He returned to Wales for spells which included Swansea and another Welsh Cup success and subsequent Cup Winners Cup appearance against Arsene Wenger’s Monaco – who won 8-0 – before retiring at 34 and joining the Police.
In typical Kendall fashion, he devoted himself to his new job just as he had his football – whilst enjoying a spot of fun with colleagues along the way – and was also back among the awards.
He was named national Police Trainer of the Year in 2007, and also picked two commendations, one for an off-duty arrest when he witnessed an assault by four men and one for bravery when he was confronted by a man wielding a chainsaw.
He was still in excellent shape thanks to a continuing active career and had returned from a 12-mile walk shortly before suffering the heart attack in 2008.
“We were all shocked, it was devastating when we heard,” says Thompson, one of several among Kendall’s former Wolves team-mates who attended the funeral in the village of Ynysddu.
“He always thought a lot about making sure he kept himself in good shape and still looked very fit.
“The funeral was very sad, but also a chance to remember, and celebrate his life.
“There were Police officers out in the valleys lining the route for the funeral which was a poignant moment, and showed how much they thought of him as well.”
It was a shock and sadness shared so much by the Wolves fanbase, and when Gaynor returned to a game with the family 25 years from the Sherpa Van Trophy success, the Molineux faithful reserved a specially emotional reception as she took to the pitch alongside Bull, Thompson, Ally Robertson, Micky Holmes and Barry Powell.
This was a special team, a special group of people who reinvigorated not just a football club, but also a whole town, as Wolverhampton was then.
“You only have to look at the photo of us celebrating the Sherpa Van Trophy to show the affinity we had with each other and the way we felt about each other,” adds Thompson.
“We all got on really well and we looked out for each other on and off the pitch, and we trained hard and we played hard.
“Mark was hugely involved in all of that, such a key part of the dressing room.”
“As I said when I replied to Lee’s tweet, Kendo meant so much to me and to my career,” adds Bartram, who made ten appearances for Wolves and went on to play for Bournemouth and Arsenal, among others.
“I learned so much from him and he was such a good influence on me as a young lad.
“I can still hear and picture him now, with his moustache, in that Welsh accent, telling me he was going home for a beef salad.
“He is still so sadly missed.”
For Lee and the family too, the pain is obviously still there, but so too the pride and the memories, accompanied by the heartfelt well-wishes from so many.
He became a goalkeeper himself, including making a senior Cardiff appearance in the same team as Thompson, and also once lining up against his Dad for Barry Town against Cwmbran in the Welsh Premier League.
Lee also now boasts an extensive coaching CV, and is currently Head Coach overseeing the performance programme for the men’s team at the University of South Wales.
“I will always be very proud of my Dad as all the family are,” he says.
“He loved football, and had an infectious personality – he was always there to be seen.

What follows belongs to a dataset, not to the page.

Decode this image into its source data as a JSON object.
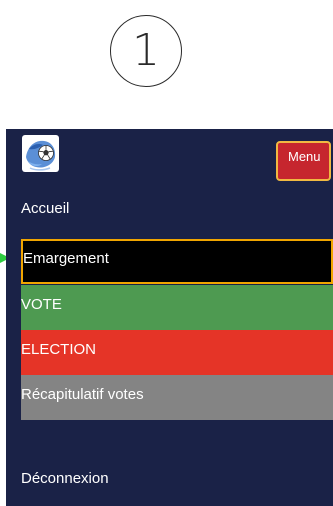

“There are people who have their first footballing moments that they remember in which my Dad was involved and that is so good to know.
“I am not sure there is anyone who would have a bad word to say about him, and it is always lovely to see the reaction from people who care.
“For us, it is about keeping his memory alive as much as we can.
“He has got four grandchildren now, but unfortunately he only got to meet one of them.
“But when they go to Grandma’s house, he is always mentioned and there will always be stories about what he was like, and memories which will never go away.”
Just like those infamous car park sessions which he loved so much, stepovers and all, Mark Kendall will certainly never be forgotten, as Turner poignantly concludes: “From my point of view, it was just a privilege to have had him as a player.”